◆ **WHAT YOU SHOULD DO**
Please give back each line of the listing, unchanged in every word.

◆ **RECORDS**

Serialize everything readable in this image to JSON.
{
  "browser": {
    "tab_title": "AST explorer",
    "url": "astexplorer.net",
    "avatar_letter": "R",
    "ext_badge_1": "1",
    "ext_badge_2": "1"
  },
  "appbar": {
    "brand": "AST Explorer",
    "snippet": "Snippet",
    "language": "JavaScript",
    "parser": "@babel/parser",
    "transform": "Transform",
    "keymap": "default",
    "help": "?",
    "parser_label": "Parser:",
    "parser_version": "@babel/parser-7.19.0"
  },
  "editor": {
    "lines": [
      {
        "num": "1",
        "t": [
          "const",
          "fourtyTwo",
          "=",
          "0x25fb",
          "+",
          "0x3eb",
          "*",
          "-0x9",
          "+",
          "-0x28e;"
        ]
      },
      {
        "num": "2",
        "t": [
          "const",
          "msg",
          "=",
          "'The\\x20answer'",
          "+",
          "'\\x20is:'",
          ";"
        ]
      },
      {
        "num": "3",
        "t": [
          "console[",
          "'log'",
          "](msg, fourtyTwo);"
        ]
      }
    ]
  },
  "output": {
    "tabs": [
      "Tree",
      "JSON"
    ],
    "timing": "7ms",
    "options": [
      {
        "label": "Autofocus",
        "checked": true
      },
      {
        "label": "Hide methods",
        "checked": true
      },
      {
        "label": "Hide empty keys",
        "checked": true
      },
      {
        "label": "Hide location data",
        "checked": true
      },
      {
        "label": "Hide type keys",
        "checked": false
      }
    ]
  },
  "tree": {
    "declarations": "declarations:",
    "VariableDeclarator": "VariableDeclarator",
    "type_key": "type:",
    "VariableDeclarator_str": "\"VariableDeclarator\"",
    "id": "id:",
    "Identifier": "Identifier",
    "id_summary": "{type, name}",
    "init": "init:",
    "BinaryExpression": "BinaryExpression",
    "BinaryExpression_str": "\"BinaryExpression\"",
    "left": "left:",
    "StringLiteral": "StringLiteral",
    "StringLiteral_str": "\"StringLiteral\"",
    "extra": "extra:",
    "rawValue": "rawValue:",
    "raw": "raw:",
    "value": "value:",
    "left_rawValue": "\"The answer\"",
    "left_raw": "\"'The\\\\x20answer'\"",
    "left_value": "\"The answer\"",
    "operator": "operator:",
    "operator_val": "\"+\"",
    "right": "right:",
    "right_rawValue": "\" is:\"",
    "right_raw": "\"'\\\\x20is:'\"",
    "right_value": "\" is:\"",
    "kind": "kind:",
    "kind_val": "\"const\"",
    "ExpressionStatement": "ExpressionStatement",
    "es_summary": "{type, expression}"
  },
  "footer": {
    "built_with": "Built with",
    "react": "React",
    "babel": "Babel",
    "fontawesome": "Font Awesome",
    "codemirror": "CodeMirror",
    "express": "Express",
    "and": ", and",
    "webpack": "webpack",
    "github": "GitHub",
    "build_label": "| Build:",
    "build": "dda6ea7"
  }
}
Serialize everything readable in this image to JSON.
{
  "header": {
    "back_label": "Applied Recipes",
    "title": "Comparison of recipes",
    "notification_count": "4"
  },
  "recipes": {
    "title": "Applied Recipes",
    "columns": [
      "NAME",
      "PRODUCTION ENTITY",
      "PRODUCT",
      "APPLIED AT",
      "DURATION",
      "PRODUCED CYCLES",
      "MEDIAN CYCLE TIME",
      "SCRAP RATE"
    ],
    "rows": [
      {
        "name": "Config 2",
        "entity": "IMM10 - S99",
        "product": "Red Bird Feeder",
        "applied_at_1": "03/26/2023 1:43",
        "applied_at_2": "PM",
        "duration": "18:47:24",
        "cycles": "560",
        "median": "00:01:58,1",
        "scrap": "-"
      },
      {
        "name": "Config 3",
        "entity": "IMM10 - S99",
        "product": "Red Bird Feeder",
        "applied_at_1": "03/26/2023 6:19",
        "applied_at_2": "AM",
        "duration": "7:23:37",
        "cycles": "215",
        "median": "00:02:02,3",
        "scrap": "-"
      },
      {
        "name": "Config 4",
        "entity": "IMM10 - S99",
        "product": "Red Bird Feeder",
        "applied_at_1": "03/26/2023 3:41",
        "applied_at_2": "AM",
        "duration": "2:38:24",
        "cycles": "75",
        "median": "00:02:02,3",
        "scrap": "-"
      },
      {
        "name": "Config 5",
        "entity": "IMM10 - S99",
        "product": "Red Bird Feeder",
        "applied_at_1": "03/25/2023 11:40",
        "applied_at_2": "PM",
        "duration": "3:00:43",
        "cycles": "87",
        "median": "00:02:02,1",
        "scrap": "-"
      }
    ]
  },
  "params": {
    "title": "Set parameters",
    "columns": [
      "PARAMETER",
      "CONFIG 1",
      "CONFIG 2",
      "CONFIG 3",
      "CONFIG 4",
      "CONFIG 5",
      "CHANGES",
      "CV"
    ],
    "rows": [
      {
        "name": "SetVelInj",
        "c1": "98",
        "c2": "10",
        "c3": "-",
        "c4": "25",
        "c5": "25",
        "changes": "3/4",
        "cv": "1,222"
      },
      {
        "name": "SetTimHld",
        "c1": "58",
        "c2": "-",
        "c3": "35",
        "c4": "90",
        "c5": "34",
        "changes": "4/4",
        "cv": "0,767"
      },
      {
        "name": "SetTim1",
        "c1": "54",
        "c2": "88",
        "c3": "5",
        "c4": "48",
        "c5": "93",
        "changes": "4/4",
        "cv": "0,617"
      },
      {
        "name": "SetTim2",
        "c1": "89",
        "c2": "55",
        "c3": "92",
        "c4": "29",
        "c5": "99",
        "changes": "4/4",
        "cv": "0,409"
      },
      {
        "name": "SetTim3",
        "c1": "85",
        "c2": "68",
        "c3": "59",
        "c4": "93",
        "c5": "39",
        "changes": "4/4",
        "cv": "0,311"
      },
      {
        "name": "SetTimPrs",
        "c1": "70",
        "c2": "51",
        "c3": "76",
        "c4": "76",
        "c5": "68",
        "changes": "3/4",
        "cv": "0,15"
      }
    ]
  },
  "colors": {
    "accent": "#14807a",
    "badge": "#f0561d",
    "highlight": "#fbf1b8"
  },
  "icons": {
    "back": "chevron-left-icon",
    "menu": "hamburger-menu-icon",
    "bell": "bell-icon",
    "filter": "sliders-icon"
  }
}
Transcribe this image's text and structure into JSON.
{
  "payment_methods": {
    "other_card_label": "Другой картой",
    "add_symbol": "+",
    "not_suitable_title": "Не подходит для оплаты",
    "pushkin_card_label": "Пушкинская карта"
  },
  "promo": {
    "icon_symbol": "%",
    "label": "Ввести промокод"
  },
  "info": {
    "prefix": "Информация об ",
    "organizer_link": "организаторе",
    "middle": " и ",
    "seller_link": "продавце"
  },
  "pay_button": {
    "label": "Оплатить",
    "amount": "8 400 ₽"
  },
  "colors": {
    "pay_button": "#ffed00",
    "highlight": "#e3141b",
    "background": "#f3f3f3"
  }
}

◆ **EXERCISE SOLUTION**
Serialize everything readable in this image to JSON.
{
  "browser": {
    "tab_title": "AST explorer",
    "url": "astexplorer.net",
    "avatar_letter": "R",
    "ext_badge_1": "1",
    "ext_badge_2": "1"
  },
  "appbar": {
    "brand": "AST Explorer",
    "snippet": "Snippet",
    "language": "JavaScript",
    "parser": "@babel/parser",
    "transform": "Transform",
    "keymap": "default",
    "help": "?",
    "parser_label": "Parser:",
    "parser_version": "@babel/parser-7.19.0"
  },
  "editor": {
    "lines": [
      {
        "num": "1",
        "t": [
          "const",
          "fourtyTwo",
          "=",
          "0x25fb",
          "+",
          "0x3eb",
          "*",
          "-0x9",
          "+",
          "-0x28e;"
        ]
      },
      {
        "num": "2",
        "t": [
          "const",
          "msg",
          "=",
          "'The\\x20answer'",
          "+",
          "'\\x20is:'",
          ";"
        ]
      },
      {
        "num": "3",
        "t": [
          "console[",
          "'log'",
          "](msg, fourtyTwo);"
        ]
      }
    ]
  },
  "output": {
    "tabs": [
      "Tree",
      "JSON"
    ],
    "timing": "7ms",
    "options": [
      {
        "label": "Autofocus",
        "checked": true
      },
      {
        "label": "Hide methods",
        "checked": true
      },
      {
        "label": "Hide empty keys",
        "checked": true
      },
      {
        "label": "Hide location data",
        "checked": true
      },
      {
        "label": "Hide type keys",
        "checked": false
      }
    ]
  },
  "tree": {
    "declarations": "declarations:",
    "VariableDeclarator": "VariableDeclarator",
    "type_key": "type:",
    "VariableDeclarator_str": "\"VariableDeclarator\"",
    "id": "id:",
    "Identifier": "Identifier",
    "id_summary": "{type, name}",
    "init": "init:",
    "BinaryExpression": "BinaryExpression",
    "BinaryExpression_str": "\"BinaryExpression\"",
    "left": "left:",
    "StringLiteral": "StringLiteral",
    "StringLiteral_str": "\"StringLiteral\"",
    "extra": "extra:",
    "rawValue": "rawValue:",
    "raw": "raw:",
    "value": "value:",
    "left_rawValue": "\"The answer\"",
    "left_raw": "\"'The\\\\x20answer'\"",
    "left_value": "\"The answer\"",
    "operator": "operator:",
    "operator_val": "\"+\"",
    "right": "right:",
    "right_rawValue": "\" is:\"",
    "right_raw": "\"'\\\\x20is:'\"",
    "right_value": "\" is:\"",
    "kind": "kind:",
    "kind_val": "\"const\"",
    "ExpressionStatement": "ExpressionStatement",
    "es_summary": "{type, expression}"
  },
  "footer": {
    "built_with": "Built with",
    "react": "React",
    "babel": "Babel",
    "fontawesome": "Font Awesome",
    "codemirror": "CodeMirror",
    "express": "Express",
    "and": ", and",
    "webpack": "webpack",
    "github": "GitHub",
    "build_label": "| Build:",
    "build": "dda6ea7"
  }
}
Serialize everything readable in this image to JSON.
{
  "header": {
    "back_label": "Applied Recipes",
    "title": "Comparison of recipes",
    "notification_count": "4"
  },
  "recipes": {
    "title": "Applied Recipes",
    "columns": [
      "NAME",
      "PRODUCTION ENTITY",
      "PRODUCT",
      "APPLIED AT",
      "DURATION",
      "PRODUCED CYCLES",
      "MEDIAN CYCLE TIME",
      "SCRAP RATE"
    ],
    "rows": [
      {
        "name": "Config 2",
        "entity": "IMM10 - S99",
        "product": "Red Bird Feeder",
        "applied_at_1": "03/26/2023 1:43",
        "applied_at_2": "PM",
        "duration": "18:47:24",
        "cycles": "560",
        "median": "00:01:58,1",
        "scrap": "-"
      },
      {
        "name": "Config 3",
        "entity": "IMM10 - S99",
        "product": "Red Bird Feeder",
        "applied_at_1": "03/26/2023 6:19",
        "applied_at_2": "AM",
        "duration": "7:23:37",
        "cycles": "215",
        "median": "00:02:02,3",
        "scrap": "-"
      },
      {
        "name": "Config 4",
        "entity": "IMM10 - S99",
        "product": "Red Bird Feeder",
        "applied_at_1": "03/26/2023 3:41",
        "applied_at_2": "AM",
        "duration": "2:38:24",
        "cycles": "75",
        "median": "00:02:02,3",
        "scrap": "-"
      },
      {
        "name": "Config 5",
        "entity": "IMM10 - S99",
        "product": "Red Bird Feeder",
        "applied_at_1": "03/25/2023 11:40",
        "applied_at_2": "PM",
        "duration": "3:00:43",
        "cycles": "87",
        "median": "00:02:02,1",
        "scrap": "-"
      }
    ]
  },
  "params": {
    "title": "Set parameters",
    "columns": [
      "PARAMETER",
      "CONFIG 1",
      "CONFIG 2",
      "CONFIG 3",
      "CONFIG 4",
      "CONFIG 5",
      "CHANGES",
      "CV"
    ],
    "rows": [
      {
        "name": "SetVelInj",
        "c1": "98",
        "c2": "10",
        "c3": "-",
        "c4": "25",
        "c5": "25",
        "changes": "3/4",
        "cv": "1,222"
      },
      {
        "name": "SetTimHld",
        "c1": "58",
        "c2": "-",
        "c3": "35",
        "c4": "90",
        "c5": "34",
        "changes": "4/4",
        "cv": "0,767"
      },
      {
        "name": "SetTim1",
        "c1": "54",
        "c2": "88",
        "c3": "5",
        "c4": "48",
        "c5": "93",
        "changes": "4/4",
        "cv": "0,617"
      },
      {
        "name": "SetTim2",
        "c1": "89",
        "c2": "55",
        "c3": "92",
        "c4": "29",
        "c5": "99",
        "changes": "4/4",
        "cv": "0,409"
      },
      {
        "name": "SetTim3",
        "c1": "85",
        "c2": "68",
        "c3": "59",
        "c4": "93",
        "c5": "39",
        "changes": "4/4",
        "cv": "0,311"
      },
      {
        "name": "SetTimPrs",
        "c1": "70",
        "c2": "51",
        "c3": "76",
        "c4": "76",
        "c5": "68",
        "changes": "3/4",
        "cv": "0,15"
      }
    ]
  },
  "colors": {
    "accent": "#14807a",
    "badge": "#f0561d",
    "highlight": "#fbf1b8"
  },
  "icons": {
    "back": "chevron-left-icon",
    "menu": "hamburger-menu-icon",
    "bell": "bell-icon",
    "filter": "sliders-icon"
  }
}
Transcribe this image's text and structure into JSON.
{
  "payment_methods": {
    "other_card_label": "Другой картой",
    "add_symbol": "+",
    "not_suitable_title": "Не подходит для оплаты",
    "pushkin_card_label": "Пушкинская карта"
  },
  "promo": {
    "icon_symbol": "%",
    "label": "Ввести промокод"
  },
  "info": {
    "prefix": "Информация об ",
    "organizer_link": "организаторе",
    "middle": " и ",
    "seller_link": "продавце"
  },
  "pay_button": {
    "label": "Оплатить",
    "amount": "8 400 ₽"
  },
  "colors": {
    "pay_button": "#ffed00",
    "highlight": "#e3141b",
    "background": "#f3f3f3"
  }
}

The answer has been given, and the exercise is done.